### Data extract:
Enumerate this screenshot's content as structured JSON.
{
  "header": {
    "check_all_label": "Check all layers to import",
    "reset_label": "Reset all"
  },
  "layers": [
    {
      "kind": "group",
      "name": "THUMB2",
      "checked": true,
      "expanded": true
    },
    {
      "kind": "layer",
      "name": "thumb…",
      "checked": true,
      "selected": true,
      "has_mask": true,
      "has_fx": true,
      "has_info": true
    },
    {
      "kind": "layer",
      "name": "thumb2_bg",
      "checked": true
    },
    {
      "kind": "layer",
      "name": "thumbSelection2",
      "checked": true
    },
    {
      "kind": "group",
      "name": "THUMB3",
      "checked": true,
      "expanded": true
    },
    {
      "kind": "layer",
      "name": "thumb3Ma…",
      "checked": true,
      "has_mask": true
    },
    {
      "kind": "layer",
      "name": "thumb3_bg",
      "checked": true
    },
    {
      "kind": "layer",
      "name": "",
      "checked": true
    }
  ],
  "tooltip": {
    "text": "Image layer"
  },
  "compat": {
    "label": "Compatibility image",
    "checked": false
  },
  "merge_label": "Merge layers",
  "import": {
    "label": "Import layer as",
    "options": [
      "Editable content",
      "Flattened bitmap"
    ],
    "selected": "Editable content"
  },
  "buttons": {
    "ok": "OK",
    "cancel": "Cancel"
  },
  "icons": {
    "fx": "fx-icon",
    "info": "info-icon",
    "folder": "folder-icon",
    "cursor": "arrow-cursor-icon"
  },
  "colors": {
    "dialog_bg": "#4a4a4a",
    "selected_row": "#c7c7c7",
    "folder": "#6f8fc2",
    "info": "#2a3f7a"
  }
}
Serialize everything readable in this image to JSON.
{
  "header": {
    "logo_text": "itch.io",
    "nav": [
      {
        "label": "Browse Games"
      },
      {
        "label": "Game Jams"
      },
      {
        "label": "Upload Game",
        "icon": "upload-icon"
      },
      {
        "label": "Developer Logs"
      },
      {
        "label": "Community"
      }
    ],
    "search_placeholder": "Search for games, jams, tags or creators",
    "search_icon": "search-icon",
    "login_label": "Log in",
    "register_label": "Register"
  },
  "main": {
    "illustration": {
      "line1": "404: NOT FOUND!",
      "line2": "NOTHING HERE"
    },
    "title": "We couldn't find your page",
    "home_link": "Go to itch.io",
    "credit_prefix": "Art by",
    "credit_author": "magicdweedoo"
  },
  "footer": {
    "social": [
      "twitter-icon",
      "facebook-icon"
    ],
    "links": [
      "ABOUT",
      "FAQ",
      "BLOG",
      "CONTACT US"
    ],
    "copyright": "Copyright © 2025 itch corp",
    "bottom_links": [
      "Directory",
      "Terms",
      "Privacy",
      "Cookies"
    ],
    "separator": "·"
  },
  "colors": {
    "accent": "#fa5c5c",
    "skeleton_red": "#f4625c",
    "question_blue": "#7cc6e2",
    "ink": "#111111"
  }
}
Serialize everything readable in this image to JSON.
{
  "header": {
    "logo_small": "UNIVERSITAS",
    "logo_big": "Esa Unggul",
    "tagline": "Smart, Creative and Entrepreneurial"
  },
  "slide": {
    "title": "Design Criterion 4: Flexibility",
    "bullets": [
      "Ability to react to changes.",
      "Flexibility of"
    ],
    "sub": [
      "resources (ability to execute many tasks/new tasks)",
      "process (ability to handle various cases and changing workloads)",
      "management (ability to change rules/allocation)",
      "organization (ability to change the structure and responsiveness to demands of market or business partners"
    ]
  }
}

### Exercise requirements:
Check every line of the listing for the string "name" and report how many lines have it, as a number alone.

### Result below:
8